Furthermore, contrary to the majority's contention, Dr. Totero failed to specify what objective tests were used to reach his conclusions, or the result of such tests, a fatal flaw to defendants' summary judgment motion (see e.g. Offman v. Singh, 27 A.D.3d 284, 285, 813 N.Y.S.2d 56  [examining neurologist's reports failed to indicate what, if any, objective tests were employed to examine plaintiff]; see also Dzaferovic v. Polonia, 36 A.D.3d 652, 653, 829 N.Y.S.2d 148  [limitation in the range of motion “was not sufficiently quantified or qualified to establish the absence of a significant limitation of motion”]; cf. Taylor v. Terrigno, 27 A.D.3d 316, 812 N.Y.S.2d 50  [while it set forth measurements for loss of range of motions, affirmation of plaintiff's physician was deficient where it failed to identify the objective tests performed in deriving such results]; Rivera v. Benaroti, 29 A.D.3d 340, 342, 815 N.Y.S.2d 44  [same] ).

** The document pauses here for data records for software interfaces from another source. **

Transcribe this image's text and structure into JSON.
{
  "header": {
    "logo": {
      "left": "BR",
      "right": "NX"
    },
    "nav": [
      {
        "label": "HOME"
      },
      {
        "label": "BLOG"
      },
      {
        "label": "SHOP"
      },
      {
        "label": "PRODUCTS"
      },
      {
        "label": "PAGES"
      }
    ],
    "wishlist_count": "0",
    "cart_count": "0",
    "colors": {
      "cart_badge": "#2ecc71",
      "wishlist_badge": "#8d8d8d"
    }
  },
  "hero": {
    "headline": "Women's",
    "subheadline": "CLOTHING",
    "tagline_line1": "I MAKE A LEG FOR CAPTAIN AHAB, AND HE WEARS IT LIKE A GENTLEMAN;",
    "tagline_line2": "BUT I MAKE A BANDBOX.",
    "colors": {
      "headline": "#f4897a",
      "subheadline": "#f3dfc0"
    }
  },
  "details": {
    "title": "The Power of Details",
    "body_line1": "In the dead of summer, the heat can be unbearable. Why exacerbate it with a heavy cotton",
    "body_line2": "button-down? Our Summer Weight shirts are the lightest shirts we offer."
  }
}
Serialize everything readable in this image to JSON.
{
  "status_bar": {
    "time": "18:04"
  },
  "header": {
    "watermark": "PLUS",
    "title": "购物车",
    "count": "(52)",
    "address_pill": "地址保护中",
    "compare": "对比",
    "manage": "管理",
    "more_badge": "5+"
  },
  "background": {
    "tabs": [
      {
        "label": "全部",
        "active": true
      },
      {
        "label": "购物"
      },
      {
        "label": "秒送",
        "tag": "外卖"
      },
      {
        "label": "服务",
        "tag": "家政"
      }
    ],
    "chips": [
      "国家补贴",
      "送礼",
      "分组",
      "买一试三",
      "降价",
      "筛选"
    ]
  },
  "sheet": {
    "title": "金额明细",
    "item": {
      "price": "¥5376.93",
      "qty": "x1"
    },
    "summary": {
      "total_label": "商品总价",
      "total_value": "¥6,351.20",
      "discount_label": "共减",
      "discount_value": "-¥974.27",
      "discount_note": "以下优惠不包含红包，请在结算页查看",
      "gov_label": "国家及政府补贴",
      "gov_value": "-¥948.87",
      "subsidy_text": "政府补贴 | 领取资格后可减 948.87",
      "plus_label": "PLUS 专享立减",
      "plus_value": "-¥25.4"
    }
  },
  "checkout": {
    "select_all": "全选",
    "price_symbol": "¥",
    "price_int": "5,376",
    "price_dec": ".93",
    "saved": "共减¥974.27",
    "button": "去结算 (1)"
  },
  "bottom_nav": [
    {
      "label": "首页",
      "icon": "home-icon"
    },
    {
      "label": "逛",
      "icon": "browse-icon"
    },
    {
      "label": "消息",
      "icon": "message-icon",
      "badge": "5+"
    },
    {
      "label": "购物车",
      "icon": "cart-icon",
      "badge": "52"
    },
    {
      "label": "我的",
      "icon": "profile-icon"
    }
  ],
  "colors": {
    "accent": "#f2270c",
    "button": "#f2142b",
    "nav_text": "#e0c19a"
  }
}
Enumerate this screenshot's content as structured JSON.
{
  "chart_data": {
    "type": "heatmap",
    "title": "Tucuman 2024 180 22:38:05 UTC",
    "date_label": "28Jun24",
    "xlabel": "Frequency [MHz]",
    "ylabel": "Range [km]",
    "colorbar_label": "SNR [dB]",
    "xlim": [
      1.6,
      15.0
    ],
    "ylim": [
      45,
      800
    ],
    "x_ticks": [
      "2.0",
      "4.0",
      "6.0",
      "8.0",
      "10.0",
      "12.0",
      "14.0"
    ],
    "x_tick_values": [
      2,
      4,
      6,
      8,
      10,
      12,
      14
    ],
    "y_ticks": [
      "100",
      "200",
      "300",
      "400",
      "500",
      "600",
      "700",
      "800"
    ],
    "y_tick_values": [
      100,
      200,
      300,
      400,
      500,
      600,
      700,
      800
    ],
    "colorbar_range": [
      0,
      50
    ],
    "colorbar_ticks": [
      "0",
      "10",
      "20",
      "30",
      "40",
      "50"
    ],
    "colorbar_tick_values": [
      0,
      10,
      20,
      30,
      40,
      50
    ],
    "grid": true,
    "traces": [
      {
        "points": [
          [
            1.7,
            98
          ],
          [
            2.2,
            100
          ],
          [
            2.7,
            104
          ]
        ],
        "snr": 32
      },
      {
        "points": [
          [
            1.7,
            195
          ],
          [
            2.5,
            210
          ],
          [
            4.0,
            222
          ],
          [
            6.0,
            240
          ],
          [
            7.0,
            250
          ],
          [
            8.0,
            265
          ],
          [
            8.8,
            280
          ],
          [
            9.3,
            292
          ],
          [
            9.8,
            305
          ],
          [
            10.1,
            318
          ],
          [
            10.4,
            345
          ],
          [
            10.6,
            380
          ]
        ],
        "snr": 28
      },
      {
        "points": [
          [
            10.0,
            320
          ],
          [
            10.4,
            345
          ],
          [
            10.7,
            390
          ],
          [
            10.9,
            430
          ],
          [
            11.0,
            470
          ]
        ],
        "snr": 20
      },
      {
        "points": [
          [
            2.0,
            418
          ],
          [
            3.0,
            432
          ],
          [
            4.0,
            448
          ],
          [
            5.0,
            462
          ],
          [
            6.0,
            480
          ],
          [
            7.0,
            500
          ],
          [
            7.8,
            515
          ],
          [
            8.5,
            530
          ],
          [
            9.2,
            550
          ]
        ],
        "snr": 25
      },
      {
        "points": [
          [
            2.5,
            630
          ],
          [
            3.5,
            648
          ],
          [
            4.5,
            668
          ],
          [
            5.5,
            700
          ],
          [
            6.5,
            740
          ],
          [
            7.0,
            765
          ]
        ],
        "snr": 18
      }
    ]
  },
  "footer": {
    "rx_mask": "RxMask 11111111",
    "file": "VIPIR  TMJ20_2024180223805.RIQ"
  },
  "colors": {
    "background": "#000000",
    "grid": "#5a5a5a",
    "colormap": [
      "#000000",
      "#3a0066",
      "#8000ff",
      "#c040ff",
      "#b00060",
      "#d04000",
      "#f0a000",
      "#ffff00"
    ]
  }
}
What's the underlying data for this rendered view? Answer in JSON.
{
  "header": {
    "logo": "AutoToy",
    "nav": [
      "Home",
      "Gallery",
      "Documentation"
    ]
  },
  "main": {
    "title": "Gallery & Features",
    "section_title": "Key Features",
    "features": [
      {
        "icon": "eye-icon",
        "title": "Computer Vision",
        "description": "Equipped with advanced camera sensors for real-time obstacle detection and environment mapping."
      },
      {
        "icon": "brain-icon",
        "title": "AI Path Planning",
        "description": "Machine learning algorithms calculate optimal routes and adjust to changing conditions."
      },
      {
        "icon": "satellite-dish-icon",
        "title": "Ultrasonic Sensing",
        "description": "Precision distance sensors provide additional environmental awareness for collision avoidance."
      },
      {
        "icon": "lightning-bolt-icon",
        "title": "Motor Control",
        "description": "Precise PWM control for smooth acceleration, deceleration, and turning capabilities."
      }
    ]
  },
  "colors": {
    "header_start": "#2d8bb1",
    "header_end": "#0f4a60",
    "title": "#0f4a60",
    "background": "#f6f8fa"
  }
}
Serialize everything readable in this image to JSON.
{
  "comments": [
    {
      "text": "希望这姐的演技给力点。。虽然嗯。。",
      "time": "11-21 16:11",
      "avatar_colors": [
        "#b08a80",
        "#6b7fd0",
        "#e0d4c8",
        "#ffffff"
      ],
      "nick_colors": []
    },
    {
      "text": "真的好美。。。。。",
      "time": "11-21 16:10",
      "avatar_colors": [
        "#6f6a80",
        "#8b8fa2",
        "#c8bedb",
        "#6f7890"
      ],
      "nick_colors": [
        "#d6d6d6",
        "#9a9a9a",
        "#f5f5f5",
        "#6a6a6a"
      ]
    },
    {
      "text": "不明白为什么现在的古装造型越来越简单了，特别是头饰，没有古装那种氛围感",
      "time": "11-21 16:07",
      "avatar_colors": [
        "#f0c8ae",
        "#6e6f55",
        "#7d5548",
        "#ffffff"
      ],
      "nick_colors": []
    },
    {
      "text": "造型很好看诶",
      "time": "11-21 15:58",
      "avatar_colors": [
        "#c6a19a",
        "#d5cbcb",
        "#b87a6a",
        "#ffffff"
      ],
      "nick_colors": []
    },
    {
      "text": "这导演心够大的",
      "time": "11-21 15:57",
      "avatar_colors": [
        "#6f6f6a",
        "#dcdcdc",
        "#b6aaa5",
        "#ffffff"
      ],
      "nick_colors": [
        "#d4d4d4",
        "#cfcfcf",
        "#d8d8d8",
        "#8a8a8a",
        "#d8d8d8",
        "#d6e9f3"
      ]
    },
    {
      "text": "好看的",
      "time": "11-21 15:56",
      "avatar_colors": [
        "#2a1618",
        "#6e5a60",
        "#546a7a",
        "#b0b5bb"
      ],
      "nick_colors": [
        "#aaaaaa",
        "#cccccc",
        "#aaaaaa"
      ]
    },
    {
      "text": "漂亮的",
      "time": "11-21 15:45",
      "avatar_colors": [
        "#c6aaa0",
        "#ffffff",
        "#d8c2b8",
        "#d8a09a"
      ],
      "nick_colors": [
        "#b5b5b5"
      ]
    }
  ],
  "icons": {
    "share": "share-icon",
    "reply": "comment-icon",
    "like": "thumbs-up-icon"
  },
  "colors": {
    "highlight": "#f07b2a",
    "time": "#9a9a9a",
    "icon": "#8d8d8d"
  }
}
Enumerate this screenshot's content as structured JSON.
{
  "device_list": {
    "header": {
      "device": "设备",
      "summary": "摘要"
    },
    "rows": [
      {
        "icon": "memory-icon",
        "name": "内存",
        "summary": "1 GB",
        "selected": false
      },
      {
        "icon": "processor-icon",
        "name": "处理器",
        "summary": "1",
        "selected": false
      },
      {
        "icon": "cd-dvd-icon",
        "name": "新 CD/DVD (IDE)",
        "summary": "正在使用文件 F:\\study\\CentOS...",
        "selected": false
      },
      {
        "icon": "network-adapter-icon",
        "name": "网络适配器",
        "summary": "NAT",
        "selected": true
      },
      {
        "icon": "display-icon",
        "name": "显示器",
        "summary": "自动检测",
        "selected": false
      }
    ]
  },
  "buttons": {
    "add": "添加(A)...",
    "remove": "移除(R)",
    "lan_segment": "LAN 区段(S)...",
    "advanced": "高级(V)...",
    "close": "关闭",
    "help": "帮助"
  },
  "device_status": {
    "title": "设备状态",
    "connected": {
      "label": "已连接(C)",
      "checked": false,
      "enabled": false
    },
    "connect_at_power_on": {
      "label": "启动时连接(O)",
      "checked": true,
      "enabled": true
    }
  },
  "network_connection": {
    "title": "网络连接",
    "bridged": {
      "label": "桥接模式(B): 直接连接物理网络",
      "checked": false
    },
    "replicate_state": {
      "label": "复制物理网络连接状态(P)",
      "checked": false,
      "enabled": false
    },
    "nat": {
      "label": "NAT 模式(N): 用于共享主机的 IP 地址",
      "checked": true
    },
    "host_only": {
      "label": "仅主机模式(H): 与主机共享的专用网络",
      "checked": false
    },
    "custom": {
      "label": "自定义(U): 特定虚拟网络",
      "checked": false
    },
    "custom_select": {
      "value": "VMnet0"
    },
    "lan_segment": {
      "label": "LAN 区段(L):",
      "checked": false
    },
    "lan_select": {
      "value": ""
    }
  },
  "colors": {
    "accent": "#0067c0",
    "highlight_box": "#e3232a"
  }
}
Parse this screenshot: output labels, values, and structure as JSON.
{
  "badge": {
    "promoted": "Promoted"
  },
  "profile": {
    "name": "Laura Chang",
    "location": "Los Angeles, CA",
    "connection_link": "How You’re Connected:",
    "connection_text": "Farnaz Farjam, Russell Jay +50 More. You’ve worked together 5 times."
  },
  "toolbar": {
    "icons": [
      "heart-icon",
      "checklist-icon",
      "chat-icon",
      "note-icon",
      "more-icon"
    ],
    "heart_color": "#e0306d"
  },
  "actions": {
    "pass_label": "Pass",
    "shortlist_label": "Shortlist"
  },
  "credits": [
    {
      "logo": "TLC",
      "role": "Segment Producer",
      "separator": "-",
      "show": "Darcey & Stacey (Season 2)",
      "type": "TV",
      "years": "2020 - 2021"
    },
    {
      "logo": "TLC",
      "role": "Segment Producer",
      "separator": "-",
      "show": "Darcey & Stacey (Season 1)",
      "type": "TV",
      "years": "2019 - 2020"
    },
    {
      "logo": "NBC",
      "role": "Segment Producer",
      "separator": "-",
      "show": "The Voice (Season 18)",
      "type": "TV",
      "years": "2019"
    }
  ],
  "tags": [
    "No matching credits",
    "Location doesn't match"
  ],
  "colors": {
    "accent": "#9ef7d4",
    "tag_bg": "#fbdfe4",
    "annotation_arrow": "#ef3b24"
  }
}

Finally, plaintiff explained that she discontinued treatment in or about June 2004 due to lapse of insurance coverage and her inability to pay for further treatment (see Wadford v. Gruz, 35 A.D.3d 258, 826 N.Y.S.2d 57 ; Jones v. Budhwa, 23 A.D.3d 154, 803 N.Y.S.2d 511 ; Francovig v. Senekis Cab Corp., 41 A.D.3d 643, 838 N.Y.S.2d 635 ; Williams v. New York City Tr. Auth., 12 A.D.3d 365, 786 N.Y.S.2d 183 ; Black v. Robinson, 305 A.D.2d 438, 439-440, 759 N.Y.S.2d 741 ; cf. Pommells, 4 N.Y.3d at 577, 797 N.Y.S.2d 380, 830 N.E.2d 278 ; Brown v. Achy, 9 A.D.3d 30, 33-34, 776 N.Y.S.2d 56  ). It is clear from the majority's writing that plaintiff's explanation is consistent with subsequent statements to Dr. Post.
Since defendants failed to meet their initial burden of establishing a prima facie case that plaintiff's injuries did not meet the threshold “serious injury,” it is unnecessary to consider whether plaintiff's opposition papers were sufficient to raise a triable issue of fact (see Martinez v. Pioneer Transp. Corp., 48 A.D.3d 306, 307, 851 N.Y.S.2d 194  ).
Accordingly, defendants' motion for summary judgment should have been denied and the complaint reinstated.
1. The New York City Police Department Accident Report indicates that both drivers claimed the other ran a red light.
All concur except TOM, J.P. and RENWICK, J. who dissent in a memorandum by RENWICK, J. as follows: